(Task inputs)

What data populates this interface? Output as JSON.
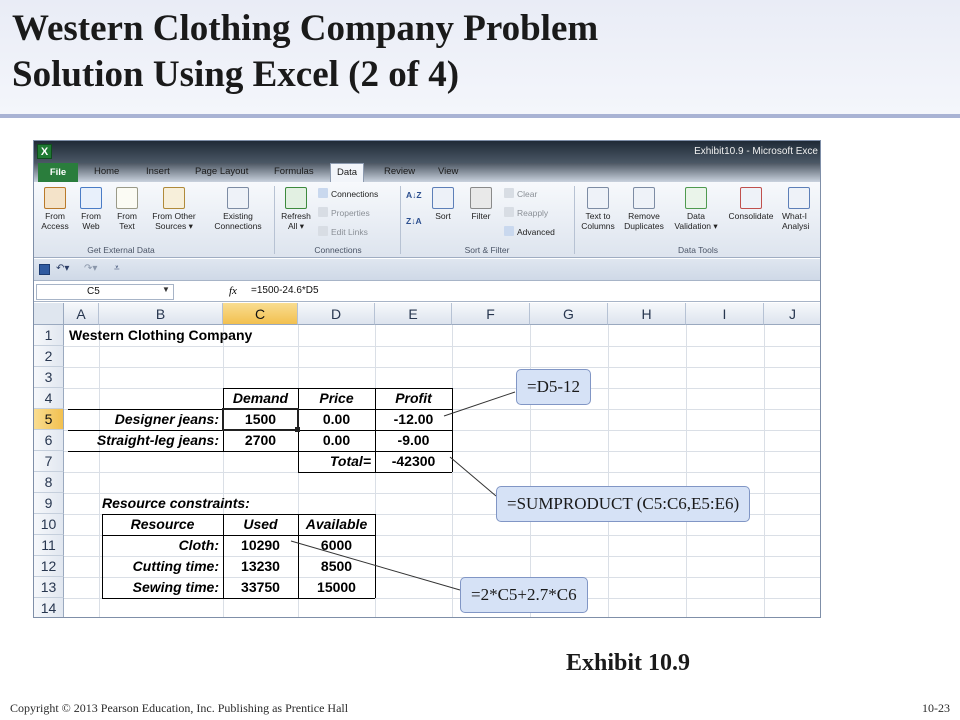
{
  "slide": {
    "title_line1": "Western Clothing Company Problem",
    "title_line2": "Solution Using Excel (2 of  4)",
    "exhibit": "Exhibit 10.9",
    "copyright": "Copyright © 2013 Pearson Education, Inc. Publishing as Prentice Hall",
    "page_number": "10-23"
  },
  "excel": {
    "window_title": "Exhibit10.9  -  Microsoft Exce",
    "logo": "X",
    "tabs": [
      "File",
      "Home",
      "Insert",
      "Page Layout",
      "Formulas",
      "Data",
      "Review",
      "View"
    ],
    "active_tab": "Data",
    "ribbon": {
      "get_external_data": {
        "label": "Get External Data",
        "buttons": [
          {
            "line1": "From",
            "line2": "Access"
          },
          {
            "line1": "From",
            "line2": "Web"
          },
          {
            "line1": "From",
            "line2": "Text"
          },
          {
            "line1": "From Other",
            "line2": "Sources ▾"
          }
        ]
      },
      "existing_connections": {
        "line1": "Existing",
        "line2": "Connections"
      },
      "connections": {
        "label": "Connections",
        "refresh": {
          "line1": "Refresh",
          "line2": "All ▾"
        },
        "items": [
          "Connections",
          "Properties",
          "Edit Links"
        ]
      },
      "sort_filter": {
        "label": "Sort & Filter",
        "sort": "Sort",
        "filter": "Filter",
        "items": [
          "Clear",
          "Reapply",
          "Advanced"
        ]
      },
      "data_tools": {
        "label": "Data Tools",
        "buttons": [
          {
            "line1": "Text to",
            "line2": "Columns"
          },
          {
            "line1": "Remove",
            "line2": "Duplicates"
          },
          {
            "line1": "Data",
            "line2": "Validation ▾"
          },
          {
            "line1": "Consolidate",
            "line2": ""
          },
          {
            "line1": "What-I",
            "line2": "Analysi"
          }
        ]
      }
    },
    "name_box": "C5",
    "fx_label": "fx",
    "formula": "=1500-24.6*D5",
    "columns": [
      "A",
      "B",
      "C",
      "D",
      "E",
      "F",
      "G",
      "H",
      "I",
      "J"
    ],
    "rows": [
      "1",
      "2",
      "3",
      "4",
      "5",
      "6",
      "7",
      "8",
      "9",
      "10",
      "11",
      "12",
      "13",
      "14"
    ],
    "selected_cell": {
      "column": "C",
      "row": "5"
    },
    "sheet": {
      "company": "Western Clothing Company",
      "headers": {
        "demand": "Demand",
        "price": "Price",
        "profit": "Profit"
      },
      "designer_label": "Designer jeans:",
      "designer": {
        "demand": "1500",
        "price": "0.00",
        "profit": "-12.00"
      },
      "straight_label": "Straight-leg jeans:",
      "straight": {
        "demand": "2700",
        "price": "0.00",
        "profit": "-9.00"
      },
      "total_label": "Total=",
      "total_value": "-42300",
      "resource_title": "Resource constraints:",
      "resource_headers": {
        "resource": "Resource",
        "used": "Used",
        "available": "Available"
      },
      "resources": [
        {
          "name": "Cloth:",
          "used": "10290",
          "available": "6000"
        },
        {
          "name": "Cutting time:",
          "used": "13230",
          "available": "8500"
        },
        {
          "name": "Sewing time:",
          "used": "33750",
          "available": "15000"
        }
      ]
    }
  },
  "callouts": {
    "profit_formula": "=D5-12",
    "total_formula": "=SUMPRODUCT (C5:C6,E5:E6)",
    "cloth_formula": "=2*C5+2.7*C6"
  }
}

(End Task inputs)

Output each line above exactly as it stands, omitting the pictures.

Response to the exercise>
What data populates this interface? Output as JSON.
{
  "slide": {
    "title_line1": "Western Clothing Company Problem",
    "title_line2": "Solution Using Excel (2 of  4)",
    "exhibit": "Exhibit 10.9",
    "copyright": "Copyright © 2013 Pearson Education, Inc. Publishing as Prentice Hall",
    "page_number": "10-23"
  },
  "excel": {
    "window_title": "Exhibit10.9  -  Microsoft Exce",
    "logo": "X",
    "tabs": [
      "File",
      "Home",
      "Insert",
      "Page Layout",
      "Formulas",
      "Data",
      "Review",
      "View"
    ],
    "active_tab": "Data",
    "ribbon": {
      "get_external_data": {
        "label": "Get External Data",
        "buttons": [
          {
            "line1": "From",
            "line2": "Access"
          },
          {
            "line1": "From",
            "line2": "Web"
          },
          {
            "line1": "From",
            "line2": "Text"
          },
          {
            "line1": "From Other",
            "line2": "Sources ▾"
          }
        ]
      },
      "existing_connections": {
        "line1": "Existing",
        "line2": "Connections"
      },
      "connections": {
        "label": "Connections",
        "refresh": {
          "line1": "Refresh",
          "line2": "All ▾"
        },
        "items": [
          "Connections",
          "Properties",
          "Edit Links"
        ]
      },
      "sort_filter": {
        "label": "Sort & Filter",
        "sort": "Sort",
        "filter": "Filter",
        "items": [
          "Clear",
          "Reapply",
          "Advanced"
        ]
      },
      "data_tools": {
        "label": "Data Tools",
        "buttons": [
          {
            "line1": "Text to",
            "line2": "Columns"
          },
          {
            "line1": "Remove",
            "line2": "Duplicates"
          },
          {
            "line1": "Data",
            "line2": "Validation ▾"
          },
          {
            "line1": "Consolidate",
            "line2": ""
          },
          {
            "line1": "What-I",
            "line2": "Analysi"
          }
        ]
      }
    },
    "name_box": "C5",
    "fx_label": "fx",
    "formula": "=1500-24.6*D5",
    "columns": [
      "A",
      "B",
      "C",
      "D",
      "E",
      "F",
      "G",
      "H",
      "I",
      "J"
    ],
    "rows": [
      "1",
      "2",
      "3",
      "4",
      "5",
      "6",
      "7",
      "8",
      "9",
      "10",
      "11",
      "12",
      "13",
      "14"
    ],
    "selected_cell": {
      "column": "C",
      "row": "5"
    },
    "sheet": {
      "company": "Western Clothing Company",
      "headers": {
        "demand": "Demand",
        "price": "Price",
        "profit": "Profit"
      },
      "designer_label": "Designer jeans:",
      "designer": {
        "demand": "1500",
        "price": "0.00",
        "profit": "-12.00"
      },
      "straight_label": "Straight-leg jeans:",
      "straight": {
        "demand": "2700",
        "price": "0.00",
        "profit": "-9.00"
      },
      "total_label": "Total=",
      "total_value": "-42300",
      "resource_title": "Resource constraints:",
      "resource_headers": {
        "resource": "Resource",
        "used": "Used",
        "available": "Available"
      },
      "resources": [
        {
          "name": "Cloth:",
          "used": "10290",
          "available": "6000"
        },
        {
          "name": "Cutting time:",
          "used": "13230",
          "available": "8500"
        },
        {
          "name": "Sewing time:",
          "used": "33750",
          "available": "15000"
        }
      ]
    }
  },
  "callouts": {
    "profit_formula": "=D5-12",
    "total_formula": "=SUMPRODUCT (C5:C6,E5:E6)",
    "cloth_formula": "=2*C5+2.7*C6"
  }
}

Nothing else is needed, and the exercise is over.